How many times in a week have you used the word love? This word carries many meanings, ranging from the self-serving and variable love of a particular food to the love for your child, which is constant, no matter if they do something contrary to your own beliefs.
Compassion, on the other hand, is not a word uttered as frequently as the word love. We generally associate compassion with a selfless unification with a person or with people. It generally is much more difficult to be totally compassionate since there is little or no room for subjectivity and our lives already seem so filled with commitments. What, then, is the way to move towards living with more compassion?
Sadhguru describes the difference between love and compassion; how compassion is essential for one’s growth; and how to become more compassionate.
Sadhguru: Of all emotions, compassion is the highest that man can experience. When someone lives in compassion, not just love, only then he is a real seeker, because very easily love becomes attachment and a bias. Love can become a great prejudice against you, somebody else, or anything.
In the Indian culture you never told your parents, your wife, your husband or your children, “I love you.” This was not a part of this culture because the moment you say it, it’s almost like it’s not there. You’re only trying to assert it. Love is not an assertion. Love is supplication. An asserting mind can never be a loving mind. ON the day of the big men’s only booze party, a gentle, quiet, and unassuming fellow who had missed a few of these kinds of parties was goaded by his chauvinistic friends to be more assertive with his wife. “You don’t have to always do the things your wife asks you to do. Go home tonight and show her you’re the boss.” The man, after hearing these same words many times over, was finally set on fire with enthusiasm and couldn’t wait to try the friends’ advice. He rushed home, slammed the door, shook his fist in his wife’s face, and growled, “From now on you’re taking orders from me. I want my supper right now and after you put it on the table, go upstairs and lay out my best clothes. Tonight I’m going out with the boys and you’re going to stay home where you belong. And another thing, do you know who is going to comb my hair, iron my pants, polish my shoes, and tie my tie?” “I certainly do,” said the wife very calmly, “the undertaker.”
Patanjali (who is considered the father of yogic sciences), to differentiate between asserting and loving, called this ‘the original mind’. What is this original mind?
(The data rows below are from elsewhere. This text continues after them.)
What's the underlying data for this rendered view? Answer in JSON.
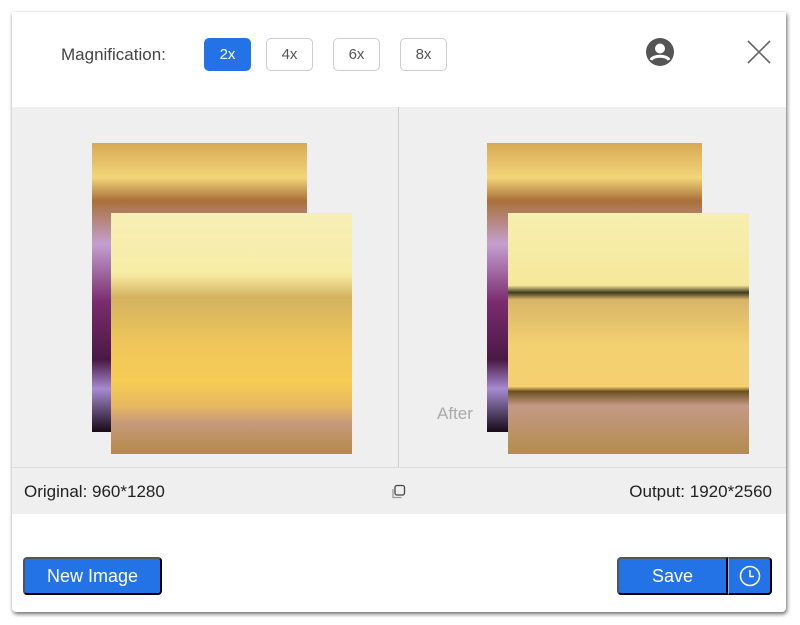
{
  "header": {
    "magnification_label": "Magnification:",
    "options": [
      {
        "label": "2x",
        "active": true
      },
      {
        "label": "4x",
        "active": false
      },
      {
        "label": "6x",
        "active": false
      },
      {
        "label": "8x",
        "active": false
      }
    ],
    "user_icon": "user-circle-icon",
    "close_icon": "close-icon"
  },
  "preview": {
    "after_text": "After"
  },
  "status": {
    "original": "Original: 960*1280",
    "output": "Output: 1920*2560",
    "compare_icon": "copy-icon"
  },
  "footer": {
    "new_image": "New Image",
    "save": "Save",
    "history_icon": "clock-icon"
  },
  "colors": {
    "accent": "#2473e6"
  }
}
The mind that you carry right now is a collection, an accumulation. It is garbage that you have piled over a period of time. If you can leave it behind and walk away, then you are in your original mind. Others may call this no mind, this original mind. This is something that ‘was’, something that when you tasted our original mind – true love or compassion just well up within you. Only if you can leave your garbage and walk away this moment, only then is this possible. Only then the seeker who carries my message becomes a Master, otherwise he just stagnates. Just carrying my message is itself an accumulation, some nonsense that you gathered somewhere. Maybe it is useful for a few people, but many never lead to any great transformation.
The few who carry my message to the outside world are teachers. A teacher is an eternal student. The moment he stops being a student, he is not a teacher anymore. This is the way it is. The day he thinks, “I am a teacher,” he is finished. It is over. This is a constant process of learning. Once you are in this moment of original mind, there is no past. Everything is new, everything is fresh. If at any moment you think you know, and you teach, that means you’re carrying the past burden. Maybe right now this is convenient, but the same convenience will become a tremendous torture after some time. It will. I have seen people systematically destroy themselves, step by step. Not carrying the past burden can be very easily done for the person who can simply be here.
The process of training people to carry my message is not to go out and do some nonsense to somebody else. This is not the point. This whole process is a way of growth. It is an effective tool for your growth. Teaching is for you to grow and during the process somebody else might be benefited. In the African lore there is a saying “When the lion feeds, many animals eat.” That’s all it is. It’s not a service that you’re doing. It is just that you chose that kind of a path, that when you walk, many others benefit. When something is left unfulfilled within you, when a complete illumination has not happened with your own being, there is nothing one can really teach. There is nothing that can be transmitted. It is just that you’re a driver, and you take the passengers along with you. maybe you have the opportunity of handling the wheel for a while. That does not make you better in anyway. It is just that you’re also a passenger, but happen to be the one who is holding the wheel.
If a person has to develop, he has to grow into humility and love. He has to evolve into a certain gracefulness; a gracefulness not of the body, not of the clothes, not of the exterior, but a certain gracefulness which can’t be expressed in words. If a person has to grow into this, it can only come when moment-to-moment life becomes caring, the kind of caring which hurts. This can happen only out of deep love and compassion.
Excerpt from Mystic Musing available at Isha Downloads